Her biological father, Dusten Brown, has been fighting a South Carolina couple, Matt and Melanie Capobianco, for custody of the girl for years.

The seal of the Cherokee Nation
Cherokee Nation

 A family court judge is holding another hearing concerning a South Carolina couple's adoption of a Cherokee child.

Attorneys for the girl's biological father requested the Wednesday hearing in the dispute over Matt and Melanie Capobianco's adoption of 3-year-old girl Veronica.

Last month, a judge finalized the couple's adoption. The girl has been living with her biological father in Oklahoma for more than a year. South Carolina authorities charged him with custodial interference after he failed to show up with the child at a scheduled meeting.

The seal of the Cherokee Nation
Cherokee Nation

The father of a Cherokee Indian girl at the center of an adoption dispute has turned himself in to authorities but refused extradition to South Carolina.

Sequoyah County Sheriff Ron Lockhart says Dusten Brown turned himself in about 10 a.m. and appeared before a judge but refused extradition without a governor's warrant.

Brown was charged over the weekend with custodial interference after failing to appear at a court-ordered meeting in South Carolina.

Dave Newman (newmanchu) / Flickr Creative Commons

The Charleston-area couple trying to adopt a Cherokee girl wants federal law enforcement to help them bring the child to South Carolina.

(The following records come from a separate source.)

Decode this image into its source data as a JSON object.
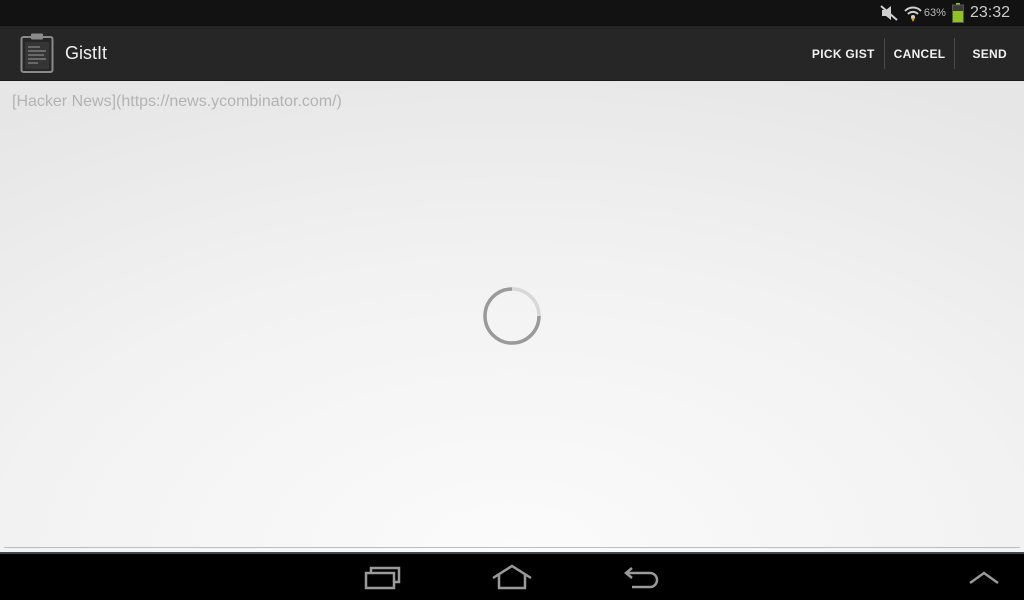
{
  "status_bar": {
    "battery_percent": "63%",
    "battery_level": 0.63,
    "time": "23:32",
    "icons": [
      "mute-icon",
      "wifi-icon",
      "battery-icon"
    ]
  },
  "action_bar": {
    "app_icon": "clipboard-icon",
    "title": "GistIt",
    "actions": {
      "pick_gist": "PICK GIST",
      "cancel": "CANCEL",
      "send": "SEND"
    }
  },
  "content": {
    "text": "[Hacker News](https://news.ycombinator.com/)",
    "loading_indicator": "spinner-icon"
  },
  "nav_bar": {
    "icons": [
      "recent-apps-icon",
      "home-icon",
      "back-icon",
      "expand-up-icon"
    ]
  },
  "colors": {
    "action_bar_bg": "#262626",
    "status_bar_bg": "#121212",
    "content_bg": "#f0f0f0",
    "battery_green": "#8fc31f"
  }
}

Matt and Melanie Capobianco on Monday called on the FBI to help them bring the 3-year-old named Veronica to live with them. Matt Capobianco says he'll go toOklahoma himself to retrieve Veronica if that request is denied.

A South Carolina court has finalized the couple's adoption. But Veronica has been inOklahoma since 2011, when courts said federal law favored her being raised by her biological father because of his Cherokee heritage.

A hearing is set for the biological father of a 3-year-old Cherokee girl who is the subject of an adoption dispute.

A Cherokee Nation spokeswoman says Dusten Brown is due in tribal court in Tahlequah at 9 a.m. Monday.

Spokeswoman Amanda Clinton said the hearing was requested by the attorney for Brown's daughter, Veronica. A phone call to the attorney, Angel Smith, went unanswered.

The seal of the Cherokee Nation
Cherokee Nation

The case of a Native American child at the center of a custody dispute that went to the U.S. Supreme Court has another complication. Dusten Brown, the girl’s biological father, has now filed for adoption.

Brown and other relatives of three-year-old Veronica filed court papers in Oklahoma Monday to adopt the child. The U.S. Supreme Court ruled last month South Carolina courts should decide who gets to adopt Veronica.